> [Problem description]
Please copy every line with the string "pavadzīme" from the entries below.

> [The input]
>>>

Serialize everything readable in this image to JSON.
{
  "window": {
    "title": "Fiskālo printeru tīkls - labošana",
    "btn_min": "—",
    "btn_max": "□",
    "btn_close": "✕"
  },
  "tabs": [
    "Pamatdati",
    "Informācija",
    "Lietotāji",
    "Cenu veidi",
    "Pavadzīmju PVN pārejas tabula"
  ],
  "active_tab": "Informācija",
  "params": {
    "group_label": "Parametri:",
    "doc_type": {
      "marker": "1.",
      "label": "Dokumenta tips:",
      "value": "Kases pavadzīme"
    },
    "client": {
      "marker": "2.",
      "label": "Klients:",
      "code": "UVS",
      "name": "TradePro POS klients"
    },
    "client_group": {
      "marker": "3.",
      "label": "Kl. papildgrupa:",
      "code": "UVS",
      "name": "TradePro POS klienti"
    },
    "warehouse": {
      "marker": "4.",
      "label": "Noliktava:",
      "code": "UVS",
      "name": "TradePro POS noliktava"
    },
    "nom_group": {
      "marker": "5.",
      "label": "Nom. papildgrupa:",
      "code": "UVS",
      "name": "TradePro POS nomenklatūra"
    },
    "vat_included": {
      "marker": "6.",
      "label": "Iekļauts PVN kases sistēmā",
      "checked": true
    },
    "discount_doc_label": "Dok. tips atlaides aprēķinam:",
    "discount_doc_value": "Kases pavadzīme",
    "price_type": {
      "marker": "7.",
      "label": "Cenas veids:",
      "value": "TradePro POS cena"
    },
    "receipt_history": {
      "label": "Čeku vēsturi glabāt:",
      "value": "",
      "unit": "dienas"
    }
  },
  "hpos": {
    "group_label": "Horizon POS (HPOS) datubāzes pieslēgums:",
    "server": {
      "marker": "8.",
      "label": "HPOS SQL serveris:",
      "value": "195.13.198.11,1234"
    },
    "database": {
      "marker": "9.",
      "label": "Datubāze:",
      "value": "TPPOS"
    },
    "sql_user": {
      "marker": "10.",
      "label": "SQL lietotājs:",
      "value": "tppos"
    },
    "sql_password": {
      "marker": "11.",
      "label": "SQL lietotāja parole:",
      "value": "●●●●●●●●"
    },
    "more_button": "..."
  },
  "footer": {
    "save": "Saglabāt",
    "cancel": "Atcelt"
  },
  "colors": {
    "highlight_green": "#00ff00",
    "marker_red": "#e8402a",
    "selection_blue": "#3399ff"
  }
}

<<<

> [Completed task]
      "value": "Kases pavadzīme"
    "discount_doc_value": "Kases pavadzīme",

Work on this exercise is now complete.